The front of the new banknote features a portrait of the late Sheikh Zayed on the right, and the memorial picture of the founding fathers after signing the union document. 
Meanwhile, the back side includes a picture of the late Sheikh Zayed signing the union agreement as well as illustration of the Etihad Museum, which witnessed the establishment of the union and the raising of the UAE flag for the first time.
According to state news agency WAM, the new banknote will be available in Central Bank branches and ATMs ‘in the near future’.
The current 50- dirham note will continue to be used.
Polymer banknotes are said to be more durable and sustainable than traditional cotton paper banknotes, lasting two or more times longer in circulation. They can also be completely recycled, thus reducing their environmental footprint.

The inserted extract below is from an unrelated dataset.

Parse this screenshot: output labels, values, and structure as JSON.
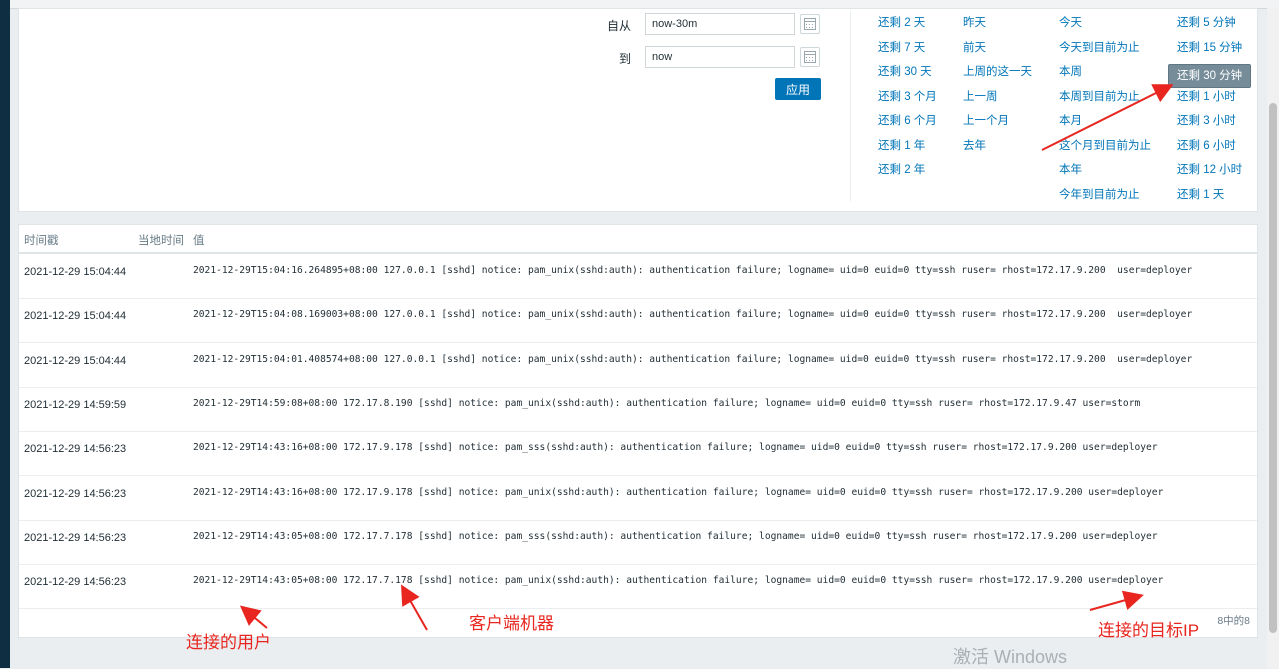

Syria says fires extinguished at Latakia’s port following Israeli ‘aggression’

 Israeli Air Force F-35 fighter jets fly over the Mediterranean Sea. (REUTERS file photo)
Israeli Air Force F-35 fighter jets fly over the Mediterranean Sea. (REUTERS file photo)
Updated 07 December 2021

Syria says fires extinguished at Latakia’s port following Israeli ‘aggression’

 Israeli Air Force F-35 fighter jets fly over the Mediterranean Sea. (REUTERS file photo)
  • Israel has mounted frequent attacks against what it has described as Iranian targets in Syria

CAIRO: Fires caused by an Israeli “aggression” at Syria’s Latakia port on Tuesday had been extinguished, leaving material damage, but the status of any casualties was unclear, Syria’s state media reported.

Five explosions rocked the port city after an Israeli “aggression” hit the port’s container yard, sending fire trucks racing to the site, Syrian state TV said.

Israel has mounted frequent attacks against what it has described as Iranian targets in Syria, where Tehran-backed forces including Lebanon’s Hezbollah have deployed over the last decade to support President Bashar Assad.

The Mediterranean port of Latakia is the country’s main port, through which food and other crucial supplies flow into war-torn Syria, and is close to Russia’s main air base of Hmeimim.